Passing multiple index arrays does somthing slightly different; it selects a 1D array of elements corresponding to each tuple of indices:

arr = np.arange(32).reshape((8, 4))  
arr  
#Output:
#array([[ 0,  1,  2,  3],
#       [ 4,  5,  6,  7],
#       [ 8,  9, 10, 11],
#       ..., 
#       [20, 21, 22, 23],
#       [24, 25, 26, 27],
#       [28, 29, 30, 31]])

arr[[1, 5, 7, 2], [0, 3, 1, 2]]  
#Output:
#array([ 1.,  5.,  7.,  2.])

The element (1, 0), (5, 3), (7, 1), (2, 2) were selected, which is the rectangular region formed by selecting a subset of the matrix's rows and columns.

arr[[1, 5, 7, 2]][:]  
#Output:
#array([[ 4,  7,  5,  6],
#       [20, 23, 21, 22],
#       [28, 31, 29, 30],
#       [ 8, 11,  9, 10]])
Transposing Arrays and Swapping Axes

Transposing is a special form of reshaping which similarly returns a view on the underlying data without copying anything.

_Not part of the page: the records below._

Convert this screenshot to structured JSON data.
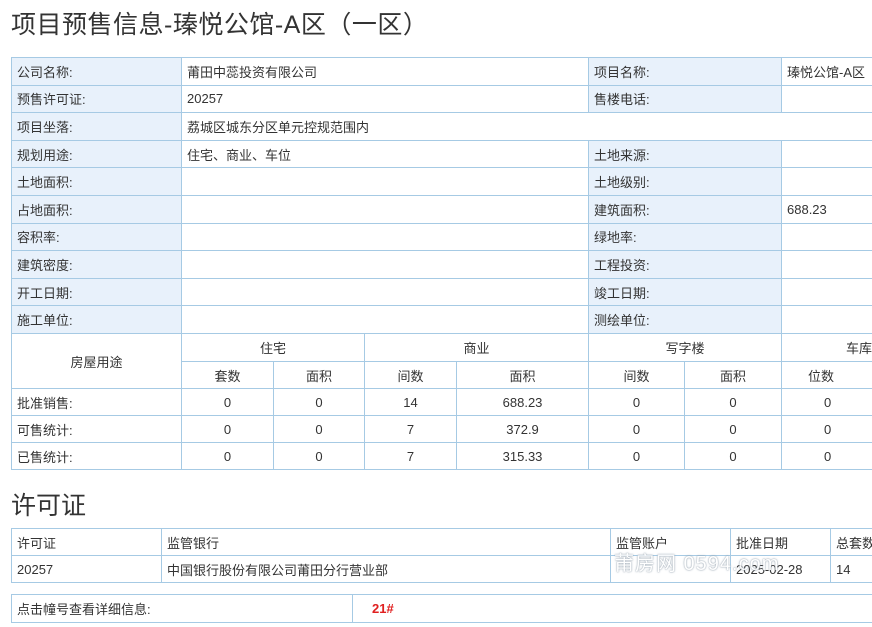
{
  "page": {
    "title": "项目预售信息-瑧悦公馆-A区（一区）"
  },
  "info": {
    "company_label": "公司名称:",
    "company_value": "莆田中蕊投资有限公司",
    "project_name_label": "项目名称:",
    "project_name_value": "瑧悦公馆-A区",
    "permit_label": "预售许可证:",
    "permit_value": "20257",
    "phone_label": "售楼电话:",
    "phone_value": "",
    "location_label": "项目坐落:",
    "location_value": "荔城区城东分区单元控规范围内",
    "usage_label": "规划用途:",
    "usage_value": "住宅、商业、车位",
    "land_source_label": "土地来源:",
    "land_source_value": "",
    "land_area_label": "土地面积:",
    "land_area_value": "",
    "land_grade_label": "土地级别:",
    "land_grade_value": "",
    "occupied_area_label": "占地面积:",
    "occupied_area_value": "",
    "build_area_label": "建筑面积:",
    "build_area_value": "688.23",
    "far_label": "容积率:",
    "far_value": "",
    "green_label": "绿地率:",
    "green_value": "",
    "density_label": "建筑密度:",
    "density_value": "",
    "investment_label": "工程投资:",
    "investment_value": "",
    "start_label": "开工日期:",
    "start_value": "",
    "finish_label": "竣工日期:",
    "finish_value": "",
    "builder_label": "施工单位:",
    "builder_value": "",
    "surveyor_label": "测绘单位:",
    "surveyor_value": ""
  },
  "stats": {
    "usage_header": "房屋用途",
    "groups": [
      "住宅",
      "商业",
      "写字楼",
      "车库"
    ],
    "subheaders": [
      "套数",
      "面积",
      "间数",
      "面积",
      "间数",
      "面积",
      "位数"
    ],
    "rows": [
      {
        "label": "批准销售:",
        "values": [
          "0",
          "0",
          "14",
          "688.23",
          "0",
          "0",
          "0"
        ]
      },
      {
        "label": "可售统计:",
        "values": [
          "0",
          "0",
          "7",
          "372.9",
          "0",
          "0",
          "0"
        ]
      },
      {
        "label": "已售统计:",
        "values": [
          "0",
          "0",
          "7",
          "315.33",
          "0",
          "0",
          "0"
        ]
      }
    ]
  },
  "permit_section": {
    "title": "许可证",
    "headers": [
      "许可证",
      "监管银行",
      "监管账户",
      "批准日期",
      "总套数"
    ],
    "row": [
      "20257",
      "中国银行股份有限公司莆田分行营业部",
      "",
      "2025-02-28",
      "14"
    ]
  },
  "detail": {
    "label": "点击幢号查看详细信息:",
    "building_link": "21#"
  },
  "watermark": "莆房网 0594.com",
  "colors": {
    "border": "#a6cae4",
    "label_bg": "#e8f1fb",
    "link_red": "#e02020"
  }
}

arr = np.arange(15).reshape((5, 3))  
arr.T  
#Output:
#array([[ 0,  3,  6,  9, 12],
#       [ 1,  4,  7, 10, 13],
#       [ 2,  5,  8, 11, 14]])

For higher dimensional arrays, transpose will accept a tuple of axis numbers to permute the axes:

arr = np.arange(16).reshape((2, 2, 4))  
#Output:
#array([[[ 0,  1,  2,  3], [ 4,  5,  6,  7]],
#       [[ 8,  9, 10, 11], [12, 13, 14, 15]]])

arr.transpose((1, 0, 2))  
#Output:
#array([[[ 0,  1,  2,  3], [ 8,  9, 10, 11]],
#       [[ 4,  5,  6,  7], [12, 13, 14, 15]]])

ndarray has the method swapaxes which takes a pair of axis numbers:

arr = np.arange(16).reshape((2, 2, 4))  
#Output:
#array([[[ 0,  1,  2,  3], [ 4,  5,  6,  7]],
#       [[ 8,  9, 10, 11], [12, 13, 14, 15]]])

arr.swapaxes(1, 2)  
#Output:
#array([[[ 0,  4],        [ 1,  5],        [ 2,  6],        [ 3,  7]],
#       [[ 8, 12],        [ 9, 13],        [10, 14],        [11, 15]]])